“This beautiful woman was completely corrupted,” Graham said. “She had placed before her as temptations the honors associated with the stage additionally the society of good men. She ended up being too elegant and too popular on her behalf humble lot, additionally the demon that placed her before every one of these temptations which is why she need to pay the purchase price along with her soul was Richardson”

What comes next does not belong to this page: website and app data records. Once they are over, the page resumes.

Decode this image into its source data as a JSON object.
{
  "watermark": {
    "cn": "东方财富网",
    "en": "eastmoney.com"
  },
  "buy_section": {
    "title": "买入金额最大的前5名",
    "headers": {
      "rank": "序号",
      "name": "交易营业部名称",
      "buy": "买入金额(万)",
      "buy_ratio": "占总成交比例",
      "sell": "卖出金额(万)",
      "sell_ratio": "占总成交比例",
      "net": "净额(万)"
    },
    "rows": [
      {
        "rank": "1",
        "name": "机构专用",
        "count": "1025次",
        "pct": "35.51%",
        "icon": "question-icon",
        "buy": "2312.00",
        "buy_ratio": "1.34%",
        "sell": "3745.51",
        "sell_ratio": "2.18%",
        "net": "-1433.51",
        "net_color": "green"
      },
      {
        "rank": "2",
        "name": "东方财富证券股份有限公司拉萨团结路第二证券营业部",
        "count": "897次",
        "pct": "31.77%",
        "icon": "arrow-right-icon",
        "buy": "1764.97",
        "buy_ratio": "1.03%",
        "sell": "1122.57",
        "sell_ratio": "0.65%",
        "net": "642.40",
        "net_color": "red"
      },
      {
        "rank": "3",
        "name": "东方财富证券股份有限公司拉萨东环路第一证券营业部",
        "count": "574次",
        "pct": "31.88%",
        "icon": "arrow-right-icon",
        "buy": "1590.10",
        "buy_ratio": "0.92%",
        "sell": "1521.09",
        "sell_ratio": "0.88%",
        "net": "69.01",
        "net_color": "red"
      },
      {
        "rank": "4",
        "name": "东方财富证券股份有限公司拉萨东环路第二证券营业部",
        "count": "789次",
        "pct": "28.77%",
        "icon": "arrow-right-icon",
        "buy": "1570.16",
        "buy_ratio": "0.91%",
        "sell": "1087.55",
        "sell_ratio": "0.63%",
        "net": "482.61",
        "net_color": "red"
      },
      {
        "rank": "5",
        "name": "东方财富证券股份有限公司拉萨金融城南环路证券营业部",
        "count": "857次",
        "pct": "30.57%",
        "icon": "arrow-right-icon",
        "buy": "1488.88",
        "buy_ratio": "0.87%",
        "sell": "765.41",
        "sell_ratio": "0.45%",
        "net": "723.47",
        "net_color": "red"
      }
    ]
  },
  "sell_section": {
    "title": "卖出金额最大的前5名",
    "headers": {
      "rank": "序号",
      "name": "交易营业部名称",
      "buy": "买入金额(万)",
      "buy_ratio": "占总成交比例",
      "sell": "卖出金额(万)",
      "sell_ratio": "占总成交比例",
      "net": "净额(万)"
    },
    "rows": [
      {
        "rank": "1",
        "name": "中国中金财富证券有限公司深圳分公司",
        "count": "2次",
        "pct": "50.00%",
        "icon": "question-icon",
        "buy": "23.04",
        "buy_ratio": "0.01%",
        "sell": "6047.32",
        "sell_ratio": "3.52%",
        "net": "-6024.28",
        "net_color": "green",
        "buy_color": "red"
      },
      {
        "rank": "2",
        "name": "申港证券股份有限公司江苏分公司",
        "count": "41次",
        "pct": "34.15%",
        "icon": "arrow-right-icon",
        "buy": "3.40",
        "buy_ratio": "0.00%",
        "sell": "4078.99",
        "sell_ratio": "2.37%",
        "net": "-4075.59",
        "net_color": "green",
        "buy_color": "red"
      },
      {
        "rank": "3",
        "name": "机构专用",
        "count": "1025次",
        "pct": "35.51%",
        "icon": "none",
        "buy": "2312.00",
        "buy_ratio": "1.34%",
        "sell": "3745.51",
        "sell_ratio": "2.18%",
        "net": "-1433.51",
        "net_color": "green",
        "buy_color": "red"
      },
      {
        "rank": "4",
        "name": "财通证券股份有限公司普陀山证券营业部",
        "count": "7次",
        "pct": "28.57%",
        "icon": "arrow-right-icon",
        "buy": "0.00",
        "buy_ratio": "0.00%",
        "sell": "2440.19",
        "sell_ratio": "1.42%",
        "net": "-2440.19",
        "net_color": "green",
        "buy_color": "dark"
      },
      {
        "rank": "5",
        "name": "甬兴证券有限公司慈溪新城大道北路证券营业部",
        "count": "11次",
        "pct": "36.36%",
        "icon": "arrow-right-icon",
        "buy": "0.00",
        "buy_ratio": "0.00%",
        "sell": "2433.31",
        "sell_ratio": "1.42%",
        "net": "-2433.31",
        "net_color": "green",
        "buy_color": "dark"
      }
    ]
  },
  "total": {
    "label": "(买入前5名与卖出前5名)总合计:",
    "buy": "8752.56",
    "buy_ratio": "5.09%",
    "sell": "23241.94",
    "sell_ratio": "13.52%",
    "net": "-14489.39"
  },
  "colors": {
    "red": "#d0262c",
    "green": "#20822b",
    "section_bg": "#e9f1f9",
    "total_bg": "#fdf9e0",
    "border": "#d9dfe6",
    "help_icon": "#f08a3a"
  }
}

Graham pointed out of the point that is boiling his client had been reached one day when McFarland went to the office of the New York Tribune. There he was given a letter by an working office boy which was addressed to “Mrs. McFarland.” The boy had mistakenly thought the letter was addressed to “Mr. McFarland.”(*)Graham told the jury, “My client opened the letter, peruses it and finds it really is a love letter compiled by Richardson, who was simply in Boston, to Mrs. McFarland. In this letter, Richardson openly claims his intentions to marry this woman if a divorce can be obtained by her from Mr. McFarland.”(*)During the trial, the prosecutors, led by former judge and Noah that is then-congressman Davis concentrated on what McFarland, during his marriage, had mistreated his wife, as well as on occasions beat her. To back these claims up, the prosecution called in Abby’s relatives and friends, including a man of great clout – Horace Greeley.(*)However, Greeley was no fan of the corrupt machine that is democratic Hall, whom Greeley excoriated several times inside the newspaper. As payback, Tammany Hall used their influence that is considerable and during the trial, to discredit Greeley, and Abby.(*)At his final summation to the jury which took two days, Graham tried to sway the jury into thinking his client was just the victim of unbearable consequences.(*)”The Evidence proves the insanity under which the defendant was laboring at the right period of the shooting,” Graham said. “this is a disorder of mind superinduced because of the agony he endured during the looked at the increased loss of his home, his wife, along with his children.”(*)The jury bought Graham’s incredible defense like a mark buys into a game that is three-card-monte. On May 10, they were taken by it just one hour and fifty-five minutes to go back a verdict of not-guilty on the basis of insanity.(*)Although she was deeply despondent, following the trial, Abby Sage Richardson steadfastly remained in new york. She became a author that is successful playwright, and was well received in both the literary and social communities. She also edited and published a written book of Richardson’s unpublished work.(*)Abby also kept her promise towards the Richardson that is dying that would raise his three children as her own. She also raised her son Daniel, whose name was changed to Willie (not to be associated with his father Daniel McFarland). Abby’s other son Percy left McFarland and returned to his mother. He changed his surname from McFarland to his mother’s maiden name of Sage.(*)On 5, 1900, Abby Sage Richardson died in Rome of pneumonia.(*)Daniel december McFarland traveled out west in 1880. He had been heard that is last in Colorado, and there is no recorded account of his death. However, according to historian Edmund Pearson, “It did not take him long to drink himself to death.”(*)Albert Richardson was buried in his home town of Franklin, Massachusetts. Prominently displayed in Franklin is a monument to Richardson’s heroics in the Civil War. The inscription on the monument reads: “Many give thee thanks who never knew face that is thy so, then, farewell, kind heart and true.”(*)marcus scribner naked(*)